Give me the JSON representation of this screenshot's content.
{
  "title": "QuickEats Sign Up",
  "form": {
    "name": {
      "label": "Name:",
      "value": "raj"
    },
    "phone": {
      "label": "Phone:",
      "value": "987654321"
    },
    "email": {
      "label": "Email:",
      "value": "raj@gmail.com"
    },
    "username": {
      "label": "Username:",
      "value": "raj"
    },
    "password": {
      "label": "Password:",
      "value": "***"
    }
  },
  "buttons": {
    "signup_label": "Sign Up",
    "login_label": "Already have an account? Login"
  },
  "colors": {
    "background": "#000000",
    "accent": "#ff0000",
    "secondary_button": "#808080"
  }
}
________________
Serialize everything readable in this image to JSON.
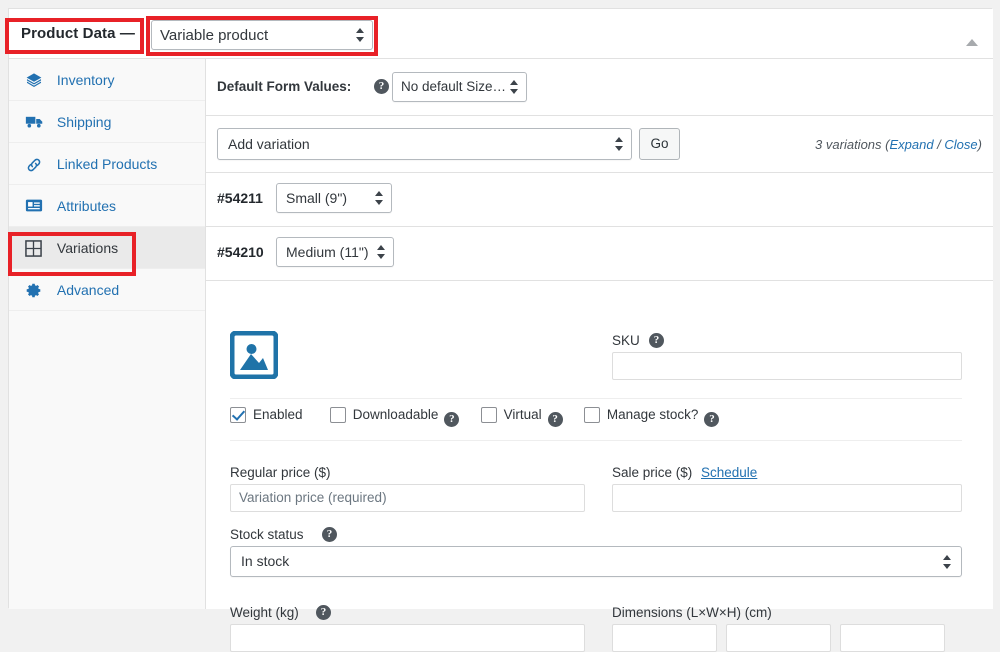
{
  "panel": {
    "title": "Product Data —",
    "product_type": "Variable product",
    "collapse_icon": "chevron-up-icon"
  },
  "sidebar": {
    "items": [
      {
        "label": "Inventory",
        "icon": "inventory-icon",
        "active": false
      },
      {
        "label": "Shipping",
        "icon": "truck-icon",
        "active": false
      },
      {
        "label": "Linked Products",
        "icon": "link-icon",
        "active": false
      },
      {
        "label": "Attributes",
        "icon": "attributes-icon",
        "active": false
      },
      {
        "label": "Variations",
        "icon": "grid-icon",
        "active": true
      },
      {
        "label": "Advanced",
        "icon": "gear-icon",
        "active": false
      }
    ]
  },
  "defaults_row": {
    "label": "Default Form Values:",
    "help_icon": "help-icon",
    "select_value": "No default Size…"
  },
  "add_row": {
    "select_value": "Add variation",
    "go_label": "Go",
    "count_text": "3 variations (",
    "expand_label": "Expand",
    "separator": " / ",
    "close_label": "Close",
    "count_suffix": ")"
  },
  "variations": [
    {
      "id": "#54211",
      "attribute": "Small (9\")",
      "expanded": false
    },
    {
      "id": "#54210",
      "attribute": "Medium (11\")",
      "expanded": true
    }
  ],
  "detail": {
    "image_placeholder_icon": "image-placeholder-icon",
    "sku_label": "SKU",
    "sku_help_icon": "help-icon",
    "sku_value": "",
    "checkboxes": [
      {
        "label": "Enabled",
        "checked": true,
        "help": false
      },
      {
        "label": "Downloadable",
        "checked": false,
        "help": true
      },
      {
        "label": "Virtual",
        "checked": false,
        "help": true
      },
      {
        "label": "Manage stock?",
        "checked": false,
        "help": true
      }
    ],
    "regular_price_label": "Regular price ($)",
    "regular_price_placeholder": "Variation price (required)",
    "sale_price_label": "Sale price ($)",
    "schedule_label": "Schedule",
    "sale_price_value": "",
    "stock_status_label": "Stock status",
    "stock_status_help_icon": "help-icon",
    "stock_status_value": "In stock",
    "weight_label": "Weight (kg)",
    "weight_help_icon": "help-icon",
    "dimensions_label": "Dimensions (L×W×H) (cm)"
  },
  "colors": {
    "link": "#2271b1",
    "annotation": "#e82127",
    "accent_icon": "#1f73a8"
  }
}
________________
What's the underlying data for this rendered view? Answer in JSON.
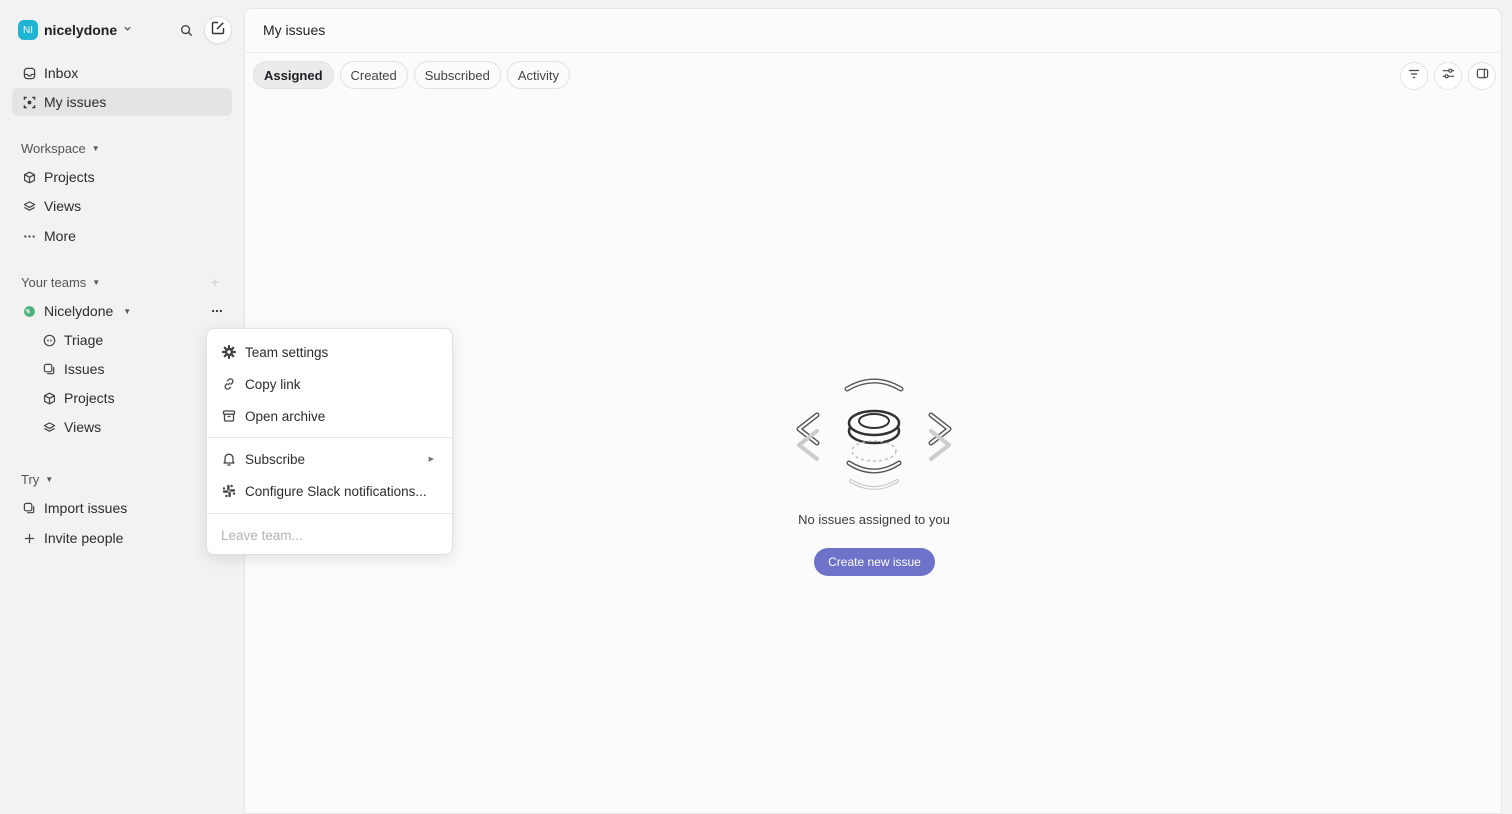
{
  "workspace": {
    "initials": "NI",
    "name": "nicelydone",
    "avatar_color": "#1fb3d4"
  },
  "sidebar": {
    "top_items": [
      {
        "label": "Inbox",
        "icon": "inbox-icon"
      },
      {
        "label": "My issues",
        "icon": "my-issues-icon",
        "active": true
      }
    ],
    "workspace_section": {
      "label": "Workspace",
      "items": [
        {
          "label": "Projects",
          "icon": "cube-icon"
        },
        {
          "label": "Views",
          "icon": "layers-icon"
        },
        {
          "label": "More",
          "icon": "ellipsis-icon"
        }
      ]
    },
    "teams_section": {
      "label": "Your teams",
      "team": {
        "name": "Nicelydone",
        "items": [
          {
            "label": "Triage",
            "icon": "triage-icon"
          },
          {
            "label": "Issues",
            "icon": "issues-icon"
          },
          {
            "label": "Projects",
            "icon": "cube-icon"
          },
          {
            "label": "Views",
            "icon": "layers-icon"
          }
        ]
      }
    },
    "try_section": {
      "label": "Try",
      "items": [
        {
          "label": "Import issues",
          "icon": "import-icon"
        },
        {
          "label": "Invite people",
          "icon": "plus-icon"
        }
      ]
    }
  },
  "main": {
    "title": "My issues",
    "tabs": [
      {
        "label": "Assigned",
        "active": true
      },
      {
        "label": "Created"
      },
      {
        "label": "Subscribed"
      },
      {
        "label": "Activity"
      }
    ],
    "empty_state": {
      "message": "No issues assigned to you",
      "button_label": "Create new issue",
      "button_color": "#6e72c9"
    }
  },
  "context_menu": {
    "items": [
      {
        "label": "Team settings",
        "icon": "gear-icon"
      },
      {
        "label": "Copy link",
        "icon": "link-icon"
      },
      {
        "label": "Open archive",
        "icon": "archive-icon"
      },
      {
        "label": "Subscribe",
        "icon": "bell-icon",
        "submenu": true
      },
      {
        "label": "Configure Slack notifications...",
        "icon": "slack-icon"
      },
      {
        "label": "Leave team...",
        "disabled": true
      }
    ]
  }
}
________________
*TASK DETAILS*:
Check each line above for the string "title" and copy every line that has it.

*EXERCISE SOLUTION*:
  "title": "QuickEats Sign Up",
    "title": "Product Data —",
    "title": "My issues",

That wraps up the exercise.